More than anything, the Citation and the other X-cars represented a tragedy. Had the cars lived up to their billing, had the engineering been fully baked, had the cars displayed both the initial build quality and lasting reliability of the Japanese competition, the world might be very different today.
If that sounds like hyperbole, consider the effect of selling flawed cars to nearly a million customers in the first year of production alone. Add in the fact that GM spent $1.7 billion (nearly $5 billion in today's dollars) on the X-cars for tooling alone. Then consider the psychological factor. GM swung for the fences with its innovative small cars, but it hit into a highly publicized double play. Was that hugely expensive ambitious failure a cause of the tepid small-car engineering we've seen from American automakers in the decades since?
Perhaps not. But imagine, just for a moment, that the X-cars had been a sustained sales, quality, and customer satisfaction success rather than retired in ignominy and dwindling sales. Might we have a stronger, more innovative, more risk-taking domestic auto industry? Again, probably not, but it's interesting to think about.
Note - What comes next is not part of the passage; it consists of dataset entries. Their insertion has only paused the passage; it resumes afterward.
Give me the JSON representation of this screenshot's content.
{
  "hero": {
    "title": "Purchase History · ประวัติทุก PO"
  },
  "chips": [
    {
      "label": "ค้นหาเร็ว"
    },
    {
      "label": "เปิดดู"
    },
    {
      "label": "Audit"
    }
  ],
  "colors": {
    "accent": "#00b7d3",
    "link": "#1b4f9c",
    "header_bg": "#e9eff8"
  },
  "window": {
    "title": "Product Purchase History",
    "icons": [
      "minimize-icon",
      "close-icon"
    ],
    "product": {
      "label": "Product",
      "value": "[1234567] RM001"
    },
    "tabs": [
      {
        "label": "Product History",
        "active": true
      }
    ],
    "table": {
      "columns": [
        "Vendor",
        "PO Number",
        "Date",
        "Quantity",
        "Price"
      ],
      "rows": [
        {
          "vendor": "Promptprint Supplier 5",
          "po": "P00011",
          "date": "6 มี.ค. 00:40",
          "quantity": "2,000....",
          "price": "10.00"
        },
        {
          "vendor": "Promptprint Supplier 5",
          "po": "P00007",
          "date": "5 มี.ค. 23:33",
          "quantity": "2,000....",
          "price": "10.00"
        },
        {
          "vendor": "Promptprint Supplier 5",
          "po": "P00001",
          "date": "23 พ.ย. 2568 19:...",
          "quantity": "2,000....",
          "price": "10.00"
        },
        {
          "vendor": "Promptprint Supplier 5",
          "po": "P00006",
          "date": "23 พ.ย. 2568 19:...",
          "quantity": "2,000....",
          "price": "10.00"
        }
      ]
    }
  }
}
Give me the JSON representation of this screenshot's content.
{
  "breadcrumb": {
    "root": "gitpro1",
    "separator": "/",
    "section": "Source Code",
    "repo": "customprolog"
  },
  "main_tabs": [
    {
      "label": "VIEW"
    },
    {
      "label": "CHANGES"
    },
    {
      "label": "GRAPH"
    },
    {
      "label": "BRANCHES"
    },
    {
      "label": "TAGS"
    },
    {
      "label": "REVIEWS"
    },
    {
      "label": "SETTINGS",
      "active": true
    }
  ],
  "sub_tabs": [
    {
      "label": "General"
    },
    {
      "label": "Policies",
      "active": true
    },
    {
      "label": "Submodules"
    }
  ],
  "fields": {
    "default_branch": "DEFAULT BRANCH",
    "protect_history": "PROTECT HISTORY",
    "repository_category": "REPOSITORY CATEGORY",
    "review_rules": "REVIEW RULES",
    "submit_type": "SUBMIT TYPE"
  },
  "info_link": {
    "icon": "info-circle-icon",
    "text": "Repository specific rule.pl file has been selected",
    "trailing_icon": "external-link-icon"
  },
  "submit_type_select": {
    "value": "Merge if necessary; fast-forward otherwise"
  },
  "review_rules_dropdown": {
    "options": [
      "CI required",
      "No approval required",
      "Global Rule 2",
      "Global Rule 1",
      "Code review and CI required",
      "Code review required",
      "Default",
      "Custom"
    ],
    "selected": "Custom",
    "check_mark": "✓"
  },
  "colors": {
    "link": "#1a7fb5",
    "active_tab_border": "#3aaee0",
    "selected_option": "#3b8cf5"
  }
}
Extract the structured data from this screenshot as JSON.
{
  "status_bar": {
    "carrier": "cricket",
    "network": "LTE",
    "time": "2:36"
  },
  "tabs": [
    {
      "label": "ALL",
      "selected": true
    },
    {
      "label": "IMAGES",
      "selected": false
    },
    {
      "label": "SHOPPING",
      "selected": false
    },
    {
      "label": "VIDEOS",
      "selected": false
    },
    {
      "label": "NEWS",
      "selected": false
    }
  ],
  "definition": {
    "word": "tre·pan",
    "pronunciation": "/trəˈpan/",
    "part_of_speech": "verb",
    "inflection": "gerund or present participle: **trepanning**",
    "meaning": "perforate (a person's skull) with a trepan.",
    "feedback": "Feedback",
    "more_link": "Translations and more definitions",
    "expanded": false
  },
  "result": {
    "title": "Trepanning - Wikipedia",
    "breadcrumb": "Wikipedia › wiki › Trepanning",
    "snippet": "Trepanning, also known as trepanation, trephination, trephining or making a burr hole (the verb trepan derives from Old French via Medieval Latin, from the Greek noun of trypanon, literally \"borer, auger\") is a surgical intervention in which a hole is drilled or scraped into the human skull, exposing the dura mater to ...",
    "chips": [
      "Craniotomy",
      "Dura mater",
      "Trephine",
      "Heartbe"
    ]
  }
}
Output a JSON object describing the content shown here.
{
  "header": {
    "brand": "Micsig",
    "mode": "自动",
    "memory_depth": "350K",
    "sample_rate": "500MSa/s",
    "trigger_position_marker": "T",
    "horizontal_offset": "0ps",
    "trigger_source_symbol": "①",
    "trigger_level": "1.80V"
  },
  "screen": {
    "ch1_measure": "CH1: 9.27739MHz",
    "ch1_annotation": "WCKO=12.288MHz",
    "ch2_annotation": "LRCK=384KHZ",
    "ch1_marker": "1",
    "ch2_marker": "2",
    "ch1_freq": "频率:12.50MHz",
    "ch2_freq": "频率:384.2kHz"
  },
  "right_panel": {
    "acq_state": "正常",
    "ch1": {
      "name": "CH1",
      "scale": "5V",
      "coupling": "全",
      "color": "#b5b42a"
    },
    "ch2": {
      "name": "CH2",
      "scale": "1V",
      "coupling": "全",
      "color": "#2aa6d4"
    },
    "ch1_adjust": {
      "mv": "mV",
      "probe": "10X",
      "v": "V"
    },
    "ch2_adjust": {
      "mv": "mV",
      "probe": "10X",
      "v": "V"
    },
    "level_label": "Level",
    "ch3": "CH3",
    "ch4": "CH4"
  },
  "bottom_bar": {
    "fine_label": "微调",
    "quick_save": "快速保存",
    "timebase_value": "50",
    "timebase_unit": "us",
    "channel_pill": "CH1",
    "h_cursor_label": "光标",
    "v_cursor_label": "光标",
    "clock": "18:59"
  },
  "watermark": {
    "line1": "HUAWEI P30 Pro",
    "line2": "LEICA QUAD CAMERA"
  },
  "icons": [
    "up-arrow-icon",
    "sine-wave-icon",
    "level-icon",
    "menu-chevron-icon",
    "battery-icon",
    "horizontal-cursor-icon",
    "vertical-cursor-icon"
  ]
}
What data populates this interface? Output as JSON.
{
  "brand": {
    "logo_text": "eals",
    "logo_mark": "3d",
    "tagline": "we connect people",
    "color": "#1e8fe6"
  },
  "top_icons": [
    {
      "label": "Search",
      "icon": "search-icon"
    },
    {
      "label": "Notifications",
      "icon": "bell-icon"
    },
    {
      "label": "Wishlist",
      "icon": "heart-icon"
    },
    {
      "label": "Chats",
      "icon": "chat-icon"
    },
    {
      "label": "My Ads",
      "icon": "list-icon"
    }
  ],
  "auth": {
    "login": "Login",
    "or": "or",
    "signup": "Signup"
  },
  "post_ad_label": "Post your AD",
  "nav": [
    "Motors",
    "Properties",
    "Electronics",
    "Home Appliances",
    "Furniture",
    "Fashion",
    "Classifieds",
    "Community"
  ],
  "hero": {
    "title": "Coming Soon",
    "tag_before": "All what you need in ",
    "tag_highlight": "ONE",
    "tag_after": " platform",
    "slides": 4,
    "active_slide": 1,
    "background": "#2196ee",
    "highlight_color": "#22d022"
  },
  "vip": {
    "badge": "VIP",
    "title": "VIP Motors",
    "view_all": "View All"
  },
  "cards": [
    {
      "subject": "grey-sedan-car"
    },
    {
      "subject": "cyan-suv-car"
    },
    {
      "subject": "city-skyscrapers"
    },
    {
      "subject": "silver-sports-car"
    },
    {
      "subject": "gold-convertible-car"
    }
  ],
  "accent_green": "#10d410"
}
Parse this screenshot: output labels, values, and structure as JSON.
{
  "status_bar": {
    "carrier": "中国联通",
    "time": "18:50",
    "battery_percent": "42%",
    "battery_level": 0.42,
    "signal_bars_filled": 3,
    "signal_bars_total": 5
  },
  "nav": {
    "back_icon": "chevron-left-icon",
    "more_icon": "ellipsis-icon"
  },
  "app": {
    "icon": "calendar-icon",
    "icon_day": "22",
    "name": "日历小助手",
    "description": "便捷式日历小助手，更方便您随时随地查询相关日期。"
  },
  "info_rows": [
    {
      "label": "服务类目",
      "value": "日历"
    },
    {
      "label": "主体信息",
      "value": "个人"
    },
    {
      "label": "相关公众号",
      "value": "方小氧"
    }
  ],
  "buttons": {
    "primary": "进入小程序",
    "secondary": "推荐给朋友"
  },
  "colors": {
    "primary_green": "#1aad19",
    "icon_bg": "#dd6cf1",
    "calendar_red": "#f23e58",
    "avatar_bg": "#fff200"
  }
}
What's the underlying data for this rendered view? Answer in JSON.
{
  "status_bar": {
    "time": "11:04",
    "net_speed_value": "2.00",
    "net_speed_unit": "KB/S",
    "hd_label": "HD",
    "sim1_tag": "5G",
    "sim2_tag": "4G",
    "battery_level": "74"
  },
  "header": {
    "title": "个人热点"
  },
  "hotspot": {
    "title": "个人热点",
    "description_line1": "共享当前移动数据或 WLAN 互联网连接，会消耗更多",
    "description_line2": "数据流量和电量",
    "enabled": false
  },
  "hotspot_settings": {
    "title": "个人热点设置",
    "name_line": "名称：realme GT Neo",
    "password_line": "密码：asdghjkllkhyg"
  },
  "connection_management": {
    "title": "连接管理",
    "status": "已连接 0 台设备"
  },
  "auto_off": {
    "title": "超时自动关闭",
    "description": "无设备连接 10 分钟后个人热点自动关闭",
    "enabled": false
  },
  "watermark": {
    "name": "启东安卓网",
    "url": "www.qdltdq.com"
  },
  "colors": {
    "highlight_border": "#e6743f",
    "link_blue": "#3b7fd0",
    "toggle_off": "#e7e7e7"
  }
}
The vast majority of the photos come from How Stuff Works' Citation page. I scanned in my own copy of the C&D cover, and the final picture of the white five-door Citation comes from Flickr user Dave_7.